While Christ still walked the earth, word about the Word spread far and wide. A certain Syrian king called Abgar came to hear and believe the works performed by Jesus and sent a letter to Him begging His presence in the royal court at Edessa, to cure the king of an illness he had. In some accounts the messanger was also given instructions to draw an image of this famous man, Jesus of Nazereth.
When the messanger got through the crowds thronging Christ and His disciples, the invitation was declined as Jesus had other plans. Yet the Son of God sent the messanger back with two powerfully edifying things: His word and His image.
The word was given in the form of a letter – not written but dictated by Our Lord – and the image was altogether more special. Amid the bustle, Jesus used a face-cloth which miraculously bore the image of His face. This was given to King Abgar’s courtier and, with the letter, was returned to Edessa with the promise that Christ would send one of His disciples soon.
The image of Christ preserved on the face-cloth was thus kept in Edessa, and became known variously as “The Image of Edessa”, the “Mandylion” (Gr. “face-cloth”), or “The Image Not Made With Hands”. As for Christ’s promise, naturally that too was kept, and it was Thaddeus, one of the Seventy Disciples who after the Ascension (and within a year of Ebgar receiving the mandylion) came to explain the true nature and purpose of Jesus Christ to the King. With the salvation-bearing words of the Gospel, King Ebgar was cured, and became the first Christian King in history.

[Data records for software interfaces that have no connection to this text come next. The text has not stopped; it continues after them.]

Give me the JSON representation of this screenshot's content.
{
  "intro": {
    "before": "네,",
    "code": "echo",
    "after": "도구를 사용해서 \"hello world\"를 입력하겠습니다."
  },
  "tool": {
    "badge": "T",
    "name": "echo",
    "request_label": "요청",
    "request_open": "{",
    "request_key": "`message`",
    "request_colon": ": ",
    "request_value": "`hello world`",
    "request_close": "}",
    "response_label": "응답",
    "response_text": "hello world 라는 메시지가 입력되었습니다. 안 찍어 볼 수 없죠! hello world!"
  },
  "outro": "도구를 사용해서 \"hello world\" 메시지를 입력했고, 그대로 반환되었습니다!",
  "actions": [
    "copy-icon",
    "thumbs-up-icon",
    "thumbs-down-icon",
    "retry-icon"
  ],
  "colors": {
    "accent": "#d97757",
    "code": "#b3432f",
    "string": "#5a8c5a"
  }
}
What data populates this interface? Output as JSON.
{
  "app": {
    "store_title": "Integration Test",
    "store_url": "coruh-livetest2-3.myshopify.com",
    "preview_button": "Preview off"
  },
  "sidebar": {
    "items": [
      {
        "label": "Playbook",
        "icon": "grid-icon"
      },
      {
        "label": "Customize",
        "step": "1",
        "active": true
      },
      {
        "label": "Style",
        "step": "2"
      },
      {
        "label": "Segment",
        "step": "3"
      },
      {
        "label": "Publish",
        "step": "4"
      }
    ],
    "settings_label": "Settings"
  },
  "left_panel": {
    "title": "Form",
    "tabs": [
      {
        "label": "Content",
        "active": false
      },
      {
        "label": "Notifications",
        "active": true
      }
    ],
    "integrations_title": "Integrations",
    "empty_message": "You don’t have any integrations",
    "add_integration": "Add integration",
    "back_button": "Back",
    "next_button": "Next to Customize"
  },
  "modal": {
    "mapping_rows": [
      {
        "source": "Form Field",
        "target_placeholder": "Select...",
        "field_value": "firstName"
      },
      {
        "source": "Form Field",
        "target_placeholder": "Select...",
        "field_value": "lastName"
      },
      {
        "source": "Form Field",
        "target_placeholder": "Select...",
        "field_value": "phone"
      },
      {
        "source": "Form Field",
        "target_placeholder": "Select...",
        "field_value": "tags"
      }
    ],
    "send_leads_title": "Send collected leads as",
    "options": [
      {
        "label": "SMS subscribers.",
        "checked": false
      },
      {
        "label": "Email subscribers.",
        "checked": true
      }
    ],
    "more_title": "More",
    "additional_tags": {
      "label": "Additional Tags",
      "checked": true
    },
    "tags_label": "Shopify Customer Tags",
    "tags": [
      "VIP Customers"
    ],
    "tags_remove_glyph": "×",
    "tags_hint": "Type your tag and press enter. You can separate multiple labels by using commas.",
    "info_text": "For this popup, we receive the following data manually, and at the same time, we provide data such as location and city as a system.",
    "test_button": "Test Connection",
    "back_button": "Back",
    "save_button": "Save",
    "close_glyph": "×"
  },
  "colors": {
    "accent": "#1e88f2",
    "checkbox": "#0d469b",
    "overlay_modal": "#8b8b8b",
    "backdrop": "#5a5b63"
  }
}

The image of Christ not made with hands had a remarkable history of its own – allegedly protecting the city of Edessa from Persian invasion in 544 A.D. The mandylion was transferred to Constantinople – by then the political centre of Christendom – in the 10th century. After that it was lost in the sacking of Constantinople by the Latins in 1204. Although claims have been made as to its whereabouts since then, it is assumed to have been lost for good.
The “first” icon of Christ does what all future, “man-made”, Orthodox icons of Christ do: attest to the reality of God’s incarnation on earth. Beyond this, the Image of Edessa’s miraculous origins can be seen as a symbol of God’s authority and centrality to all true worship – because after all is said and done, the first iconographer was Jesus Christ Himself.